Also, there was a space above the lobby that the landlord, in his outstanding wisdom, filled with a sports bar! Their customers had to use our upstairs restrooms and had access to one of our theaters. Trying to keep the rowdy drunks out of the theater and keeping the restrooms clean was a losing battle. If a small retailer moved in instead, it would’ve been a different story.

Lots of fond memories though… like the topiary and robotics display we had for the opening of “Fast, Cheap, and Out of Control”, the Indian food buffet for “Kama Sutra”, the oh-so-frequent power outages, the adjacent Chinese resteraunt setting off the fire alarms at least once a week (I was on first call, of course!), Quentin Crisp’s visit for “Orlando”, our “Meter Feeding” program to try to keep our customers from getting parking tickets when they parked at 1-hr meters, the quizzical looks from customers when they see the shakers of brewer’s yeast on the counter… good times.

Backseater on October 18, 2004 at 12:56 am

I was in Cleveland form 1989-1995 and saw several movies at the Centrum. It was a most unusual architectural transformation from one to three screens. Saw “Sirens” there with Elle McPherson in 1994. Sorry to hear it’s gone down the tube at last.

Toby on January 11, 2004 at 12:33 am

The Centrum originally opened as the Heights Theatre back in the 1920’s?. From the 1950’s to the early 1980’s, the theatre was known as the Heights Art Theatre, first showing art and foreign films, then from the late 1960’s to the early 1980’s, had shown XXX-rated porn films. The theatre was renamed the “Coventry Cinema” and again brought back art films, then mainstream Hollywood fare (the nearby Cedar Lee was this theatre’s main competition when it came to art films.) The Coventry Cinema closed around 1985, then the theatre was completely gutted and restored, with three screens added. The theatre then was renamed the “Centrum”, and was first independently owned, then was part of the Landmark chain. Then after a few years, Landmark closed the Centrum, and the theatre remained closed for over a year (one plan was to put a “Cinema Grill” on the site, but those plans fell through.) Madstone reopened the Centrum a couple of years ago, with art and independent film, but again, as with previous attempts to keep this theatre going, competition with the Cedar Lee for the same type of films and the lack of nearby parking, forced the Centrum to close again. In its final weeks, the Centrum resorted to playing films that had played the Cedar Lee earlier, or mainstream Hollywood fare that also was playing at the nearby Regal Cinemas Severance or Shaker Square.
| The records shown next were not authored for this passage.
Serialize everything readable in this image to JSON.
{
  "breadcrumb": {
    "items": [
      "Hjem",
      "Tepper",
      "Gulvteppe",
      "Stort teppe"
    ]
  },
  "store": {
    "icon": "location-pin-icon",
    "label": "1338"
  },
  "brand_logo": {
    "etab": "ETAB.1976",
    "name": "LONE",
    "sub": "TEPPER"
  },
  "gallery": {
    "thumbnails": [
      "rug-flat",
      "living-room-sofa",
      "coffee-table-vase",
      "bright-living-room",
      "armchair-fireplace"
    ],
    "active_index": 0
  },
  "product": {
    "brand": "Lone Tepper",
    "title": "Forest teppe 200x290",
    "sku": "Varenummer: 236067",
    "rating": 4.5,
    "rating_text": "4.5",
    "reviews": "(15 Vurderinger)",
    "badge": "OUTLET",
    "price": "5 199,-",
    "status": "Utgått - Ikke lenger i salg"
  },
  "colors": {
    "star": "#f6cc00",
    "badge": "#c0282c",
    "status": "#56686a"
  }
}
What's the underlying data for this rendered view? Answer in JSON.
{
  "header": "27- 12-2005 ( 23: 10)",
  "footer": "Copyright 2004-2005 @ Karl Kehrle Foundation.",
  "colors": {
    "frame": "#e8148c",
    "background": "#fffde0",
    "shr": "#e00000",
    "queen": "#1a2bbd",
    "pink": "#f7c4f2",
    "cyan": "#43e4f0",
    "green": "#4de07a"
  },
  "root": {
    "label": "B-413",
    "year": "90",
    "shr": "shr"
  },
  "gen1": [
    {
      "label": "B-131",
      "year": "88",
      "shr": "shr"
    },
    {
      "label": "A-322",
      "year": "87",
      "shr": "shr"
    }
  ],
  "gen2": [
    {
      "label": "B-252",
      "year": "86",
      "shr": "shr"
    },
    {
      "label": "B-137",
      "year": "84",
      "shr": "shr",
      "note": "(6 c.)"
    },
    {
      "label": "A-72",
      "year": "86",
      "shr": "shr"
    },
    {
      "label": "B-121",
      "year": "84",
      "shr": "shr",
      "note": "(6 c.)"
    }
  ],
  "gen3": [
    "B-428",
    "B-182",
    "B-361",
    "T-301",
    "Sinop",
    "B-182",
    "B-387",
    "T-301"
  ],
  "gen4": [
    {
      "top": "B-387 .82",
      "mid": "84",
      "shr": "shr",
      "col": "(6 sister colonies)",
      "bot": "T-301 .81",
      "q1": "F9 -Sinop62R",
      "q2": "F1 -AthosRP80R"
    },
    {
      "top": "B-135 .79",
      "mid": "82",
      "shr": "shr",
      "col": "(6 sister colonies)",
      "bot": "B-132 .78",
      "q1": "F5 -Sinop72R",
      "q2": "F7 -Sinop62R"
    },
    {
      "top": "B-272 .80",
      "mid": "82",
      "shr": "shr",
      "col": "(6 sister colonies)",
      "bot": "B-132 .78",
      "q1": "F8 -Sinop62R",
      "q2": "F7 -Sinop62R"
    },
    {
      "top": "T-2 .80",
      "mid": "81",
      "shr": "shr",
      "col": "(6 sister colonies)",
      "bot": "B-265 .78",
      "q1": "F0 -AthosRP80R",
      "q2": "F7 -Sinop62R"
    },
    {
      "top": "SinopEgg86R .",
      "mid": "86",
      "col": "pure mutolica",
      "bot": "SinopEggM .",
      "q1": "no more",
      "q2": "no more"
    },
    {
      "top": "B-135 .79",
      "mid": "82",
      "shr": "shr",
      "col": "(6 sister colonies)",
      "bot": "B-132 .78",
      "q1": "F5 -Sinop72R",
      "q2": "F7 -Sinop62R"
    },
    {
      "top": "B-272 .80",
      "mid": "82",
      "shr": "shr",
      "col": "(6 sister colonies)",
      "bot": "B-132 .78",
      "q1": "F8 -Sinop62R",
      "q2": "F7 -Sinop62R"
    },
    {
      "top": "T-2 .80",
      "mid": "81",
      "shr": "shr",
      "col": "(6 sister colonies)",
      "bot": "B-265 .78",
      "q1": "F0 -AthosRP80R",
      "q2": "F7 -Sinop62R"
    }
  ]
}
larrythomas on October 31, 2003 at 1:33 pm

Sad to report that the Madstone Centrum closed its doors on October 1, 2003.